Required action - Lines below that include "Xarxa" are the answer; copy each one.
*** Source material Section Begins ***
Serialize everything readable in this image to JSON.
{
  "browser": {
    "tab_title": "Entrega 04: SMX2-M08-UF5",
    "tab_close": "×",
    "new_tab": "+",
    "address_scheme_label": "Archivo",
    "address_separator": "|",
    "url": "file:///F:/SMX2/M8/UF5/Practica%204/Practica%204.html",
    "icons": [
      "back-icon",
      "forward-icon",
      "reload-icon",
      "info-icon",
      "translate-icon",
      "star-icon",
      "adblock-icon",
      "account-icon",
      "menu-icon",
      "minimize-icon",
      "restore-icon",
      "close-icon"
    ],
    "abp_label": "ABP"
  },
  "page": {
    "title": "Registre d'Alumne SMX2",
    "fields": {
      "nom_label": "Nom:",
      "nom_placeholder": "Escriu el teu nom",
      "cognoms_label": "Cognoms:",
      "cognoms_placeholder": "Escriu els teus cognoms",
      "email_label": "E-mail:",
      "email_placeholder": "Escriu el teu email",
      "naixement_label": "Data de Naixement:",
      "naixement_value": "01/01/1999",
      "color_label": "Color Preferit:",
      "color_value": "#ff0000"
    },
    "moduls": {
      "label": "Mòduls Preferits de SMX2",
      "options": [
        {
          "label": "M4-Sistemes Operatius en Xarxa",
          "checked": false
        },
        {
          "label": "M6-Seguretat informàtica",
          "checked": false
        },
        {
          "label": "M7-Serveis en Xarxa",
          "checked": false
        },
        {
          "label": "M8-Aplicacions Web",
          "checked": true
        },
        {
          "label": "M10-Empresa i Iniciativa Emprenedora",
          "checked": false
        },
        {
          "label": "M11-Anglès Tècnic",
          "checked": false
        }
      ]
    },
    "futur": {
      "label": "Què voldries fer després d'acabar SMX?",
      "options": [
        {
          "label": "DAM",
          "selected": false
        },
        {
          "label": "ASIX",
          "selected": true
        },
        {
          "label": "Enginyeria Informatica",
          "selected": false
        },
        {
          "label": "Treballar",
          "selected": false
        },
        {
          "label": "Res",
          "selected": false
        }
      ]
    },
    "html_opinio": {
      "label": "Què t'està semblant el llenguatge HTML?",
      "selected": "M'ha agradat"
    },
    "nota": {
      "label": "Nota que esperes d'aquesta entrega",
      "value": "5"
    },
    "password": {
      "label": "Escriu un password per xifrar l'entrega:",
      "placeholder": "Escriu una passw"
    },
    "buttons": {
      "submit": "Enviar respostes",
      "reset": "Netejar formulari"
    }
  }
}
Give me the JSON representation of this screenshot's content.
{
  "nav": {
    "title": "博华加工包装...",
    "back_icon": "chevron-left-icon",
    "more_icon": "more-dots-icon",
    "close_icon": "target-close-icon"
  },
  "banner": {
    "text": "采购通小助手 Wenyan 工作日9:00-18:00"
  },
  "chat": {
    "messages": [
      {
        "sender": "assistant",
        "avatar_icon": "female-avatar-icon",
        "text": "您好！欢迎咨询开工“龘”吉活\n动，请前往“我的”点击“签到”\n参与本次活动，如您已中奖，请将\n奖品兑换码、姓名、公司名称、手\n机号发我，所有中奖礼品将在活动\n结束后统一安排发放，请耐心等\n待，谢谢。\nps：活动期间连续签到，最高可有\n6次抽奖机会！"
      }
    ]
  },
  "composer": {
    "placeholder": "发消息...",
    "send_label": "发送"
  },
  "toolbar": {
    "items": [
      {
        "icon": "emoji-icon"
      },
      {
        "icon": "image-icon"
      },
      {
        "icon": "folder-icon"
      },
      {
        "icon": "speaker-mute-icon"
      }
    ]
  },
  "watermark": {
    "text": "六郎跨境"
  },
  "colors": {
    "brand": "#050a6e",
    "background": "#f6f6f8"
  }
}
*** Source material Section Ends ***
Reply -
          "label": "M4-Sistemes Operatius en Xarxa",
          "label": "M7-Serveis en Xarxa",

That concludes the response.